As a producer of global affairs television programming for the better part of the past decade, I’ve long been dismayed by the fact that the pool of guests we’re often forced to draw from is so heavily male-dominated. In my experience, women tend approach the global challenges America faces through a different prism from men, and not always in ways we might be predetermined to think. In an era when creative thinking is critical to addressing international challenges like the fallout from the Arab Spring, dealing with defense spending cuts and fighting terrorism—not to mention a host of “soft” power challenges like global development and human rights—we need as many policy perspectives as we can get.
Luckily in 2012, women played a prominent role in creating and influencing foreign policy on an unprecedented scale, and topics like gender-based violence, economic empowerment, food security, and health—collectively referred to as “Global Women’s Issues” by the State Department—have risen up the totem pole in terms of U.S. priorities.
Of course, the relatively recent tradition of the president appointing a woman as the nation’s top diplomat has helped drive this phenomenon. And no single person embodies the ability of women to impact the world more than current U.S. Secretary of State Hillary Clinton, who is rumored to be considering a full-time foray into promoting global women’s issues when she leaves Foggy Bottom early next year. An instant frontrunner should she choose to run for president in 2016, Clinton has managed to put her own stamp on her tenure as secretary of state despite policies largely emitted from the White House—and become something of rock star in the process.

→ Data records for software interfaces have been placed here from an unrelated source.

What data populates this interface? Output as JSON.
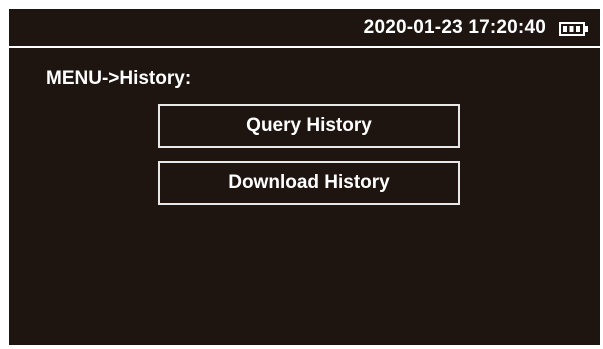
{
  "status_bar": {
    "datetime": "2020-01-23 17:20:40",
    "battery_icon": "battery-icon",
    "battery_level": "3/3 bars"
  },
  "breadcrumb": "MENU->History:",
  "menu": {
    "items": [
      {
        "label": "Query History"
      },
      {
        "label": "Download History"
      }
    ]
  },
  "colors": {
    "background": "#1e1510",
    "text": "#ffffff",
    "border": "#e8e8e8",
    "frame": "#ffffff"
  }
}
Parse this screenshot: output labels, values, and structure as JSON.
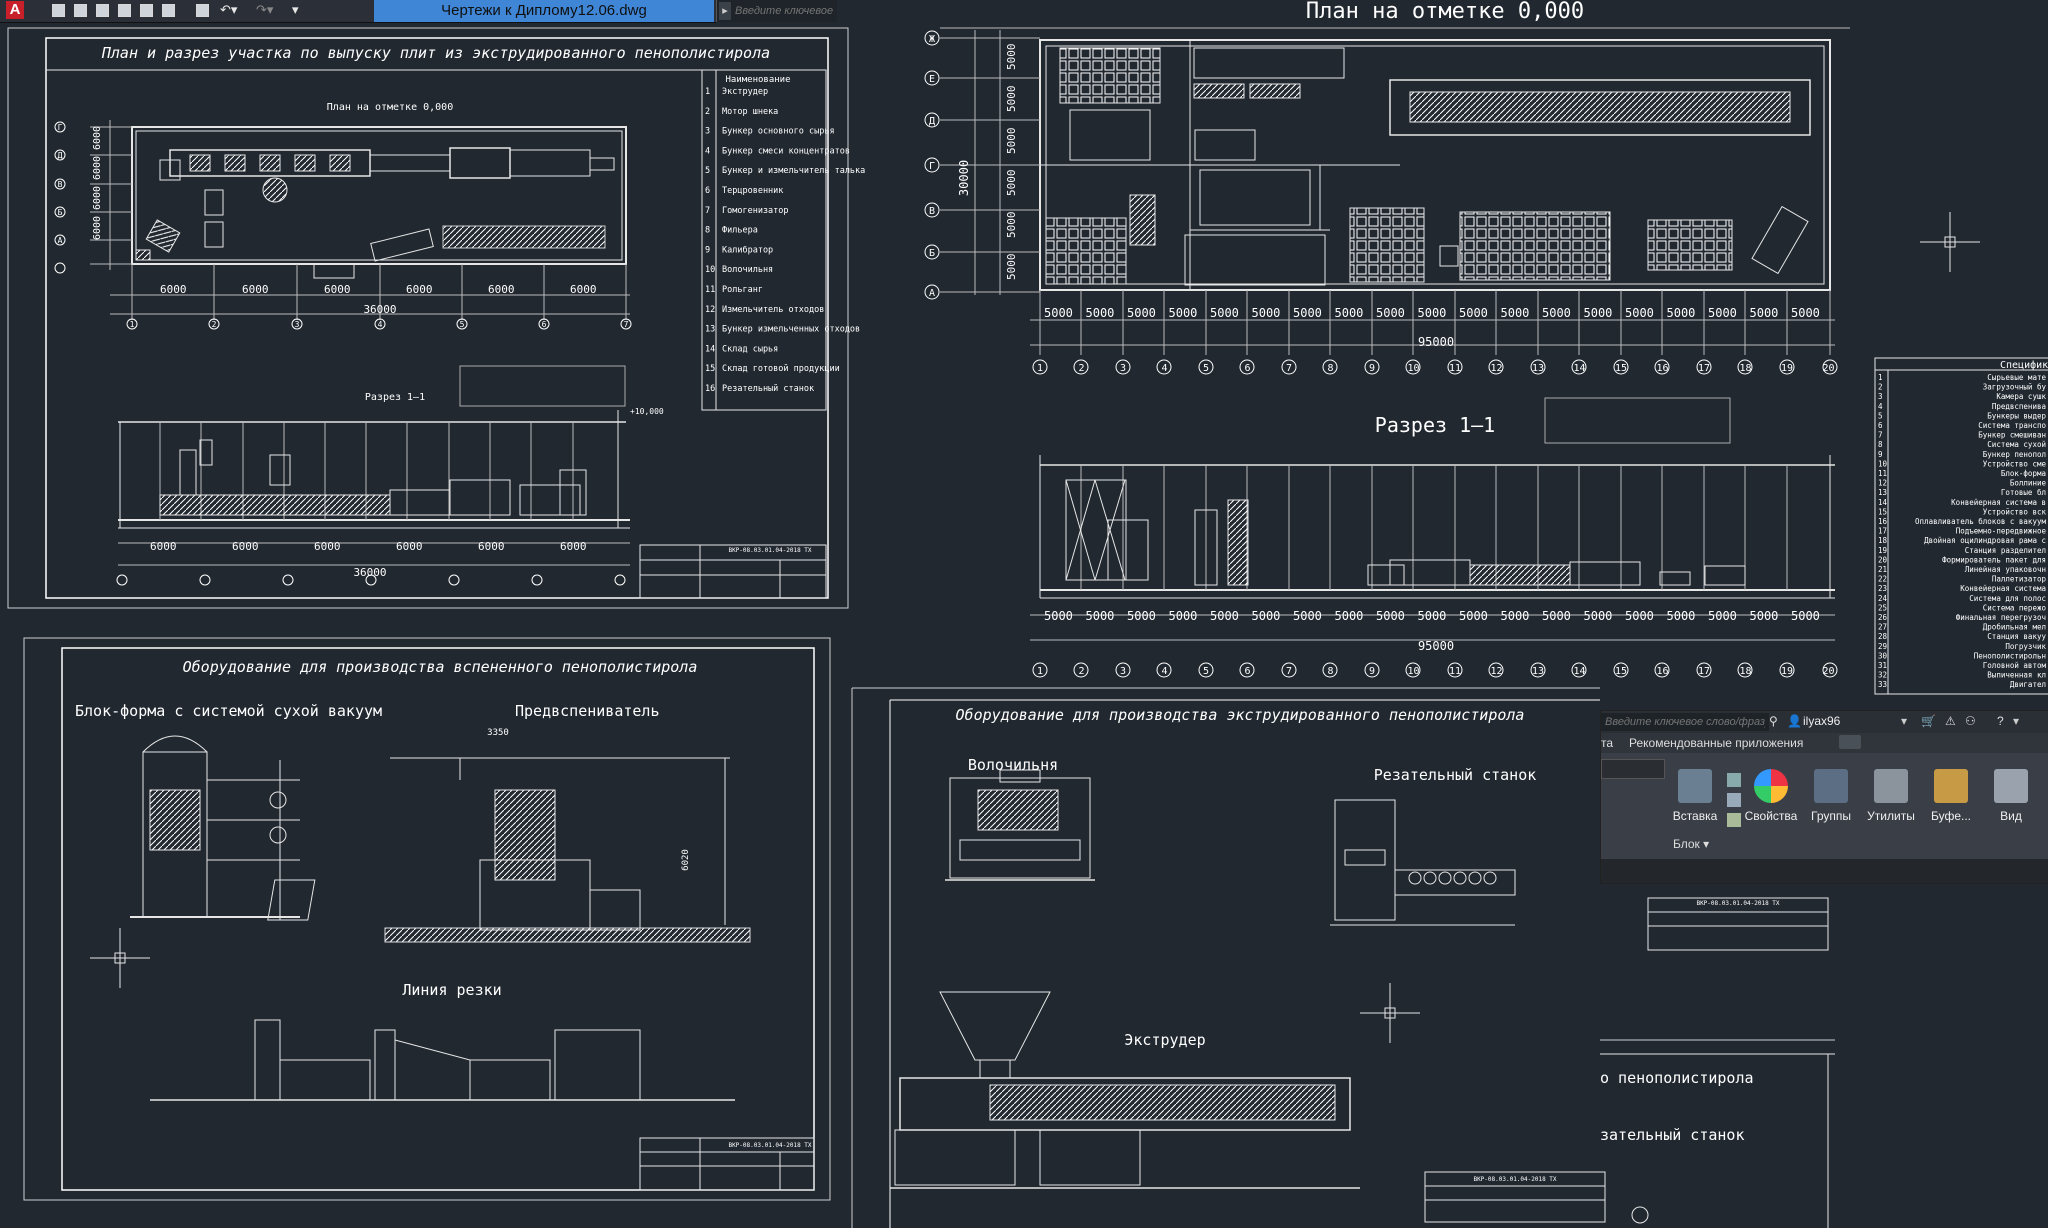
{
  "app": {
    "logo_letter": "A",
    "file_title": "Чертежи к Диплому12.06.dwg",
    "search_placeholder": "Введите ключевое с"
  },
  "drawings": {
    "sheet1": {
      "title": "План и разрез участка по выпуску плит из экструдированного пенополистирола",
      "plan_caption": "План на отметке 0,000",
      "section_caption": "Разрез 1–1",
      "axis_letters": [
        "Г",
        "Д",
        "В",
        "Б",
        "А"
      ],
      "axis_numbers": [
        "1",
        "2",
        "3",
        "4",
        "5",
        "6",
        "7"
      ],
      "spans": [
        "6000",
        "6000",
        "6000",
        "6000",
        "6000",
        "6000"
      ],
      "total": "36000",
      "dim_side": [
        "6000",
        "6000",
        "6000",
        "6000"
      ],
      "elevation": "+10,000",
      "stamp_code": "ВКР-08.03.01.04-2018 ТХ",
      "spec_header": "Наименование",
      "spec": [
        {
          "n": "1",
          "name": "Экструдер"
        },
        {
          "n": "2",
          "name": "Мотор шнека"
        },
        {
          "n": "3",
          "name": "Бункер основного сырья"
        },
        {
          "n": "4",
          "name": "Бункер смеси концентратов"
        },
        {
          "n": "5",
          "name": "Бункер и измельчитель талька"
        },
        {
          "n": "6",
          "name": "Терцровенник"
        },
        {
          "n": "7",
          "name": "Гомогенизатор"
        },
        {
          "n": "8",
          "name": "Фильера"
        },
        {
          "n": "9",
          "name": "Калибратор"
        },
        {
          "n": "10",
          "name": "Волочильня"
        },
        {
          "n": "11",
          "name": "Рольганг"
        },
        {
          "n": "12",
          "name": "Измельчитель отходов"
        },
        {
          "n": "13",
          "name": "Бункер измельченных отходов"
        },
        {
          "n": "14",
          "name": "Склад сырья"
        },
        {
          "n": "15",
          "name": "Склад готовой продукции"
        },
        {
          "n": "16",
          "name": "Резательный станок"
        }
      ]
    },
    "sheet2": {
      "plan_caption": "План на отметке 0,000",
      "section_caption": "Разрез 1–1",
      "axis_letters": [
        "Ж",
        "Е",
        "Д",
        "Г",
        "В",
        "Б",
        "А"
      ],
      "axis_numbers": [
        "1",
        "2",
        "3",
        "4",
        "5",
        "6",
        "7",
        "8",
        "9",
        "10",
        "11",
        "12",
        "13",
        "14",
        "15",
        "16",
        "17",
        "18",
        "19",
        "20"
      ],
      "span": "5000",
      "total": "95000",
      "height": "30000",
      "spec_title": "Спецификац",
      "spec": [
        "Сырьевые мате",
        "Загрузочный бу",
        "Камера сушк",
        "Предвспенива",
        "Бункеры выдер",
        "Система транспо",
        "Бункер смешиван",
        "Система сухой",
        "Бункер пенопол",
        "Устройство сме",
        "Блок-форма",
        "Боллиние",
        "Готовые бл",
        "Конвейерная система в",
        "Устройство вск",
        "Оплавливатель блоков с вакуум",
        "Подъемно-передвижное",
        "Двойная оцилиндровая рама с",
        "Станция разделител",
        "Формирователь пакет для",
        "Линейная упаковочн",
        "Паллетизатор",
        "Конвейерная система",
        "Система для полос",
        "Система пережо",
        "Финальная перегрузоч",
        "Дробильная мел",
        "Станция вакуу",
        "Погрузчик",
        "Пенополистирольн",
        "Головной автом",
        "Выпиченная кл",
        "Двигател"
      ]
    },
    "sheet3": {
      "title": "Оборудование для производства вспененного пенополистирола",
      "sub1": "Блок-форма с системой сухой вакуум",
      "sub2": "Предвспениватель",
      "sub3": "Линия резки",
      "dim1": "3350",
      "dim2": "6020",
      "stamp_code": "ВКР-08.03.01.04-2018 ТХ"
    },
    "sheet4": {
      "title": "Оборудование для производства экструдированного пенополистирола",
      "sub1": "Волочильня",
      "sub2": "Резательный станок",
      "sub3": "Экструдер",
      "stamp_code": "ВКР-08.03.01.04-2018 ТХ"
    },
    "sheet5": {
      "title_fragment": "о пенополистирола",
      "sub_fragment": "зательный станок",
      "stamp_code": "ВКР-08.03.01.04-2018 ТХ"
    }
  },
  "ribbon": {
    "search_placeholder": "Введите ключевое слово/фразу",
    "user": "ilyax96",
    "tab_label": "Рекомендованные приложения",
    "panel_label": "Блок",
    "buttons": [
      {
        "label": "Вставка",
        "color": "#6a7f92"
      },
      {
        "label": "Свойства",
        "color": "#e6a23c"
      },
      {
        "label": "Группы",
        "color": "#5b6e84"
      },
      {
        "label": "Утилиты",
        "color": "#8b939c"
      },
      {
        "label": "Буфе...",
        "color": "#c79a45"
      },
      {
        "label": "Вид",
        "color": "#9aa3ad"
      }
    ]
  }
}
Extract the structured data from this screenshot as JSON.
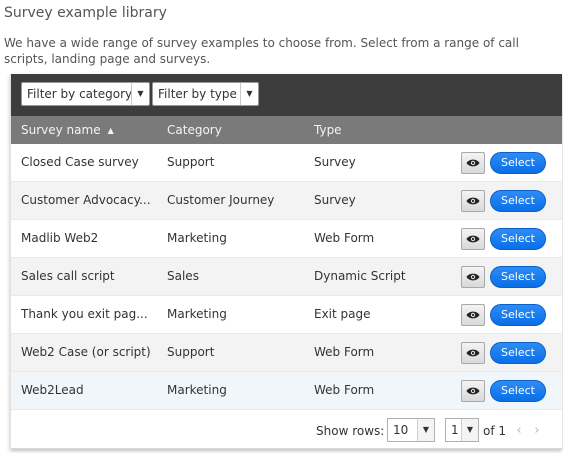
{
  "page": {
    "title": "Survey example library",
    "intro": "We have a wide range of survey examples to choose from. Select from a range of call scripts, landing page and surveys."
  },
  "toolbar": {
    "filter_category": "Filter by category",
    "filter_type": "Filter by type"
  },
  "table": {
    "columns": {
      "name": "Survey name",
      "category": "Category",
      "type": "Type"
    },
    "sort": {
      "column": "name",
      "direction": "ascending"
    },
    "rows": [
      {
        "name": "Closed Case survey",
        "category": "Support",
        "type": "Survey",
        "select_label": "Select"
      },
      {
        "name": "Customer Advocacy...",
        "category": "Customer Journey",
        "type": "Survey",
        "select_label": "Select"
      },
      {
        "name": "Madlib Web2",
        "category": "Marketing",
        "type": "Web Form",
        "select_label": "Select"
      },
      {
        "name": "Sales call script",
        "category": "Sales",
        "type": "Dynamic Script",
        "select_label": "Select"
      },
      {
        "name": "Thank you exit pag...",
        "category": "Marketing",
        "type": "Exit page",
        "select_label": "Select"
      },
      {
        "name": "Web2 Case (or script)",
        "category": "Support",
        "type": "Web Form",
        "select_label": "Select"
      },
      {
        "name": "Web2Lead",
        "category": "Marketing",
        "type": "Web Form",
        "select_label": "Select"
      }
    ]
  },
  "pager": {
    "show_rows_label": "Show rows:",
    "rows_per_page": "10",
    "current_page": "1",
    "of_label": "of 1"
  },
  "icons": {
    "preview": "eye-icon",
    "sort": "sort-ascending-icon",
    "dropdown": "caret-down-icon",
    "prev": "chevron-left-icon",
    "next": "chevron-right-icon"
  },
  "colors": {
    "toolbar_bg": "#3d3d3d",
    "header_bg": "#7a7a7a",
    "select_button": "#1a7df0"
  }
}
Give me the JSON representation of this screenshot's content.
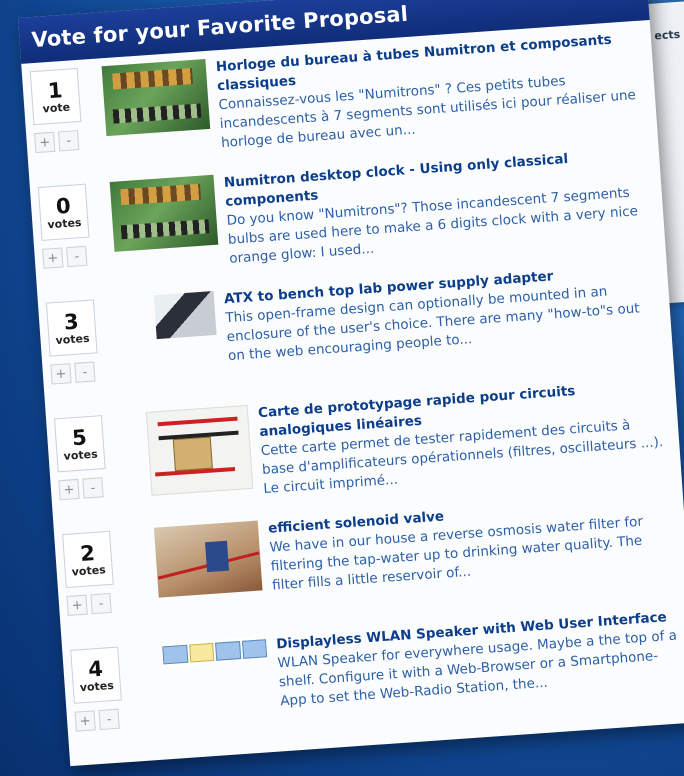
{
  "background": {
    "partial_label": "ects"
  },
  "widget": {
    "title": "Vote for your Favorite Proposal"
  },
  "colors": {
    "header": "#163a8c",
    "title_text": "#0b3d8a",
    "desc_text": "#2c5fa6",
    "page_bg": "#1b5fb3"
  },
  "items": [
    {
      "count": "1",
      "label": "vote",
      "title": "Horloge du bureau à tubes Numitron et composants classiques",
      "desc": "Connaissez-vous les \"Numitrons\" ? Ces petits tubes incandescents à 7 segments sont utilisés ici pour réaliser une horloge de bureau avec un...",
      "thumb": "clock"
    },
    {
      "count": "0",
      "label": "votes",
      "title": "Numitron desktop clock - Using only classical components",
      "desc": "Do you know \"Numitrons\"? Those incandescent 7 segments bulbs are used here to make a 6 digits clock with a very nice orange glow: I used...",
      "thumb": "clock"
    },
    {
      "count": "3",
      "label": "votes",
      "title": "ATX to bench top lab power supply adapter",
      "desc": "This open-frame design can optionally be mounted in an enclosure of the user's choice. There are many \"how-to\"s out on the web encouraging people to...",
      "thumb": "power"
    },
    {
      "count": "5",
      "label": "votes",
      "title": "Carte de prototypage rapide pour circuits analogiques linéaires",
      "desc": "Cette carte permet de tester rapidement des circuits à base d'amplificateurs opérationnels (filtres, oscillateurs ...). Le circuit imprimé...",
      "thumb": "proto"
    },
    {
      "count": "2",
      "label": "votes",
      "title": "efficient solenoid valve",
      "desc": "We have in our house a reverse osmosis water filter for filtering the tap-water up to drinking water quality. The filter fills a little reservoir of...",
      "thumb": "valve"
    },
    {
      "count": "4",
      "label": "votes",
      "title": "Displayless WLAN Speaker with Web User Interface",
      "desc": "WLAN Speaker for everywhere usage. Maybe a the top of a shelf. Configure it with a Web-Browser or a Smartphone-App to set the Web-Radio Station, the...",
      "thumb": "wlan"
    }
  ],
  "buttons": {
    "plus": "+",
    "minus": "-"
  }
}
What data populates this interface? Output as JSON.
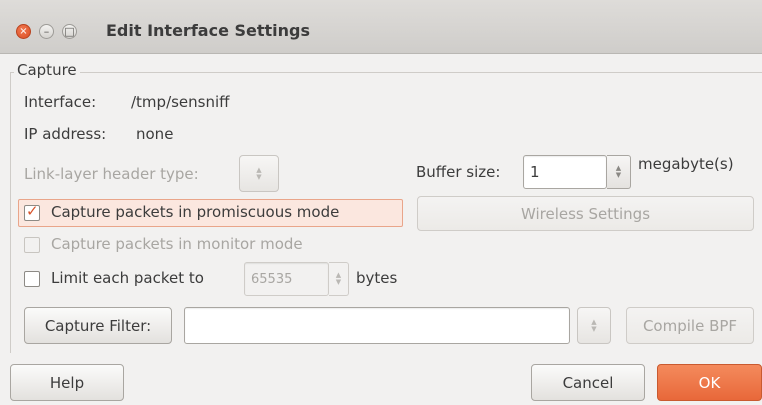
{
  "window": {
    "title": "Edit Interface Settings",
    "close_glyph": "×",
    "minimize_glyph": "–",
    "maximize_glyph": "□"
  },
  "capture": {
    "frame_label": "Capture",
    "interface_label": "Interface:",
    "interface_value": "/tmp/sensniff",
    "ip_label": "IP address:",
    "ip_value": "none",
    "link_layer_label": "Link-layer header type:",
    "buffer_label": "Buffer size:",
    "buffer_value": "1",
    "buffer_unit": "megabyte(s)",
    "promiscuous_label": "Capture packets in promiscuous mode",
    "promiscuous_checked": true,
    "monitor_label": "Capture packets in monitor mode",
    "monitor_checked": false,
    "wireless_settings_label": "Wireless Settings",
    "limit_label": "Limit each packet to",
    "limit_value": "65535",
    "limit_unit": "bytes",
    "limit_checked": false,
    "capture_filter_label": "Capture Filter:",
    "capture_filter_value": "",
    "compile_bpf_label": "Compile BPF"
  },
  "footer": {
    "help_label": "Help",
    "cancel_label": "Cancel",
    "ok_label": "OK"
  },
  "colors": {
    "accent": "#e8683a",
    "check": "#d8542c",
    "window_bg": "#f2f1f0"
  }
}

Her brokering of the release of Chinese dissident Chen Guangcheng, who escaped from house arrest in his village ahead of Clinton’s visit to China last May, defused what easily could have been a diplomatic disaster by deftly negotiating Chen’s travel to the United States to study at New York University. Clinton scored another diplomatic victory in her recent trip to the Middle East, where she worked with Israeli leaders and Egypt’s new President Mohamed Morsi to put an end to a week of fighting between Hamas and Israel.
Another diplomatic force in 2012 has been the controversial U.S. Ambassador to the United Nations, Susan Rice. Known for her sharp mind and uber-direct style, Rice withdrew her name to replace Clinton at the State Department following the controversy over her media statements following the September 11 terrorist attack on the American consulate in Benghazi, Libya. Indeed, the Beltway brouhaha that has dominated discussion on Rice has largely overshadowed her real achievements in Turtle Bay, where she convinced both Russia and China to support the U.N. Security Council mandate that led to the NATO intervention in Libya. She also was instrumental in pushing for some of the harshest U.N. sanctions against Iran for its suspected nuclear program, and has taken a similarly strong line against the regime of Syrian dictator Bashar Al-Assad.
Rounding out the trifecta of women with tenures at the State Department who impacted the world in 2012 is Anne-Marie Slaughter, former director of policy planning and now a professor at Princeton University. While Slaughter continues to weigh in heavily on issues like intervention in Syria and a host of other foreign policy challenges, her article in the July/August issue of The Atlantic brought renewed attention to the plight of alpha women seeking to sustain their careers and their families.
Women in media also continue to work on an upward trajectory when it comes to impacting discussion of global affairs. Most recently, the film Zero Dark Thirty, by Oscar winning director Kathryn Bigelow, has reopened the national debate on the U.S. use of torture in the fight against al Qaeda and its ilk. The film, inspired by real life events, features a female CIA agent in the lead. The use of harsh tactics in the fight against terrorism were also brought to attention by 60 Minutes foreign correspondent Lara Logan in October at an association fundraiser, where she argued that the United States must be more aggressive in taking on those who seek to destroy the West.
Finally, women who were the subjects of media attention also helped shape the way the world viewed global events in 2012. Malala Yousafzai, the 15-year-old Pakistani girl who was shot by the Taliban for blogging about her support of girls’ education, is a top contender for Time magazine’s Person of the Year and has brought the world’s attention to her just cause. And who can forget Nafissatou Diallo, the New York City maid who won a settlement against former World Bank President Dominque Strauss-Kahn, for alleged sexual assault? Her coming forward derailed DSK’s hope to become president of France, and exposed a history of dodgy behavior in the highest halls of power.
Of course, these are just a few of the many, many women who continue to make a real impact on the world we live in. To see more, check out Tina Brown’s Women in the World initiative and Forbes’s list of the 100 Most Powerful Women in the World.
This article originally appeared in U.S. News and World Report.